Start of Exercise material
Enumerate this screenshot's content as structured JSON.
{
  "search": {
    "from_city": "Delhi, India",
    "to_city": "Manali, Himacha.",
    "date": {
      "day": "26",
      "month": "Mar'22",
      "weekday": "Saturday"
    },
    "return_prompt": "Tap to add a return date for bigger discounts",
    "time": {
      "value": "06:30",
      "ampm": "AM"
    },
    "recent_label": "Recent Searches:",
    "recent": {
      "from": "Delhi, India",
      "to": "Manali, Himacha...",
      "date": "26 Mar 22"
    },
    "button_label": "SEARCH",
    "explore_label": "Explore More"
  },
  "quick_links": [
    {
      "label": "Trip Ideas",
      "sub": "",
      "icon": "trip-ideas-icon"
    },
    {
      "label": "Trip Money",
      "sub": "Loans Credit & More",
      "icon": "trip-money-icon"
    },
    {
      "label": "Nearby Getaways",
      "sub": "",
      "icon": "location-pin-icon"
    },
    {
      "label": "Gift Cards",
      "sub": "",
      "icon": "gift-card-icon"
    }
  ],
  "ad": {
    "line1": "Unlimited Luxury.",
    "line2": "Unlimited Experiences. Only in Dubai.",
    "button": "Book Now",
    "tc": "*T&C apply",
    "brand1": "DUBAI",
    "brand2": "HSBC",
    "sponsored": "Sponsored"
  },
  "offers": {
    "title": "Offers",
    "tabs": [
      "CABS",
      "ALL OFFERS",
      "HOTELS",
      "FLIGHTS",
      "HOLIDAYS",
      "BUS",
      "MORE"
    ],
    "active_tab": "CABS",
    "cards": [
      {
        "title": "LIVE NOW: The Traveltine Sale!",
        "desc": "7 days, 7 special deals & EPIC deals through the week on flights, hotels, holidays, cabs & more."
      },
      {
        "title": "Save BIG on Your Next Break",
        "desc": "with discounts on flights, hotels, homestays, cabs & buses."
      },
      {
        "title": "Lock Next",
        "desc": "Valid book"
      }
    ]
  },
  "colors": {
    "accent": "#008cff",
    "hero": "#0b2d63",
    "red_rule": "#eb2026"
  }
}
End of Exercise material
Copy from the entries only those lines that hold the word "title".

    "title": "Offers",
        "title": "LIVE NOW: The Traveltine Sale!",
        "title": "Save BIG on Your Next Break",
        "title": "Lock Next",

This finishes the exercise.